In the throes of worry, it may take real effort to separate fantasy from reality. The good news is that as soon as you recognize your worries are bad movies, you have the option to “walk out.” Even better, you may realize you’re not just the audience of these shoddy movies, but also the writer and director. Modern films — at least in the West — make a deal with the audience that, while the heroes may suffer along the way, they will be vindicated in the end. Strangely, the films in our heads usually run more towards Grimm’s original fairy tales, which hold little or no hope for anyone in the story. Depression and anxiety make for a horrible writing team when depression tries to tell us that we are inept and unable to cope, while anxiety casts us in the most dire imaginary circumstances. Together they rob us of hope for the future.
Why not update your mental plots to modern standards? Since worry is just a movie, and you’re making it, why not cast yourself as the hero on your best day? In fact, since we frequently tend to underestimate our abilities, why not make yourself a little taller and a little stronger than real life? Let the problems come, but instead of making them bigger than real life, make them realistic. Know that you’ll have good and bad breaks throughout your life, and allow those to color your imagination. Finally, allow yourself a happy ending, if that’s possible, or if there can be no ultimate vindication, at least a noble struggle and moments of triumph. And when you’ve re-made your mental movies this way, recognize that worry has returned to its proper role of a warning and planning system that helps you avoid trouble before it shows up.
Transforming useless worry to useful planning is one way to overcome anxiety. Another is to live less in your head and more in the world. Some people find it useful to pick a particular time and designate it as “worrying time,” allowing the rest of the day to be given to other concerns. Choosing to focus on something in the present, where you can have a positive impact, gives worry less room to colonize your inner world. More often than not, the thing you worry about fails to materialize, and if you’re busy while waiting for anticipated misfortune, you need not suffer in the meantime.
All clinical material on this site is peer reviewed by one or more clinical psychologists or other qualified mental health professionals.
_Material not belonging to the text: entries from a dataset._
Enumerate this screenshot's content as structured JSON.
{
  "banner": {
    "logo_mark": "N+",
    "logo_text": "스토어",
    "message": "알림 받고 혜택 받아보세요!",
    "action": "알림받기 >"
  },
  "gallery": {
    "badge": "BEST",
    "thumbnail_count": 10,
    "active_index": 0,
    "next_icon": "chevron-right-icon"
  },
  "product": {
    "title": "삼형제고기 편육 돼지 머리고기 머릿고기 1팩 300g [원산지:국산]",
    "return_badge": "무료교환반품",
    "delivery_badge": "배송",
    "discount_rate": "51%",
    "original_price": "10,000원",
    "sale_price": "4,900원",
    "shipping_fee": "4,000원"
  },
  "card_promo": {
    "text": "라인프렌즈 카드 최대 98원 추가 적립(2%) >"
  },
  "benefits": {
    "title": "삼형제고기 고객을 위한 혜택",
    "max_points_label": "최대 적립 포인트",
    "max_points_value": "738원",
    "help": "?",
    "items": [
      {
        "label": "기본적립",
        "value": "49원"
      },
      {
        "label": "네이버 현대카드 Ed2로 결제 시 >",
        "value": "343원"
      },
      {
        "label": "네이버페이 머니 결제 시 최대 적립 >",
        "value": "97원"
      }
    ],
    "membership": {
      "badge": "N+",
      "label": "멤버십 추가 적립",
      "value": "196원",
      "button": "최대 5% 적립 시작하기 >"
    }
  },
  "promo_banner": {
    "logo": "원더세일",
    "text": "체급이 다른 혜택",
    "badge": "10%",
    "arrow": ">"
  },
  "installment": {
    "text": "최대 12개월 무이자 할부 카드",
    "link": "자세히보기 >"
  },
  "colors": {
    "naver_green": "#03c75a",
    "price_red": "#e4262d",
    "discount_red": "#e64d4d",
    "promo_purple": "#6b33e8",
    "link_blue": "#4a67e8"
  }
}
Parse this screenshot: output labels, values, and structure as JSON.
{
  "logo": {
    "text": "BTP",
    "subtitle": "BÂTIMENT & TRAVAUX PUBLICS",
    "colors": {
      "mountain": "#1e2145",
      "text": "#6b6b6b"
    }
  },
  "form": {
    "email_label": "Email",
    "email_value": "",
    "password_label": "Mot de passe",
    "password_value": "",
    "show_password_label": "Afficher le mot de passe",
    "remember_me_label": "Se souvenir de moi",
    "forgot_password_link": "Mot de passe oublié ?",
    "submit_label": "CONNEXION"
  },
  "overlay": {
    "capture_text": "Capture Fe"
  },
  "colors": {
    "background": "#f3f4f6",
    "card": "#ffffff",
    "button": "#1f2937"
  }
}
This specific article was originally published by Dr Greg Mulhauser, Managing Editor on .on and was last reviewed or updated by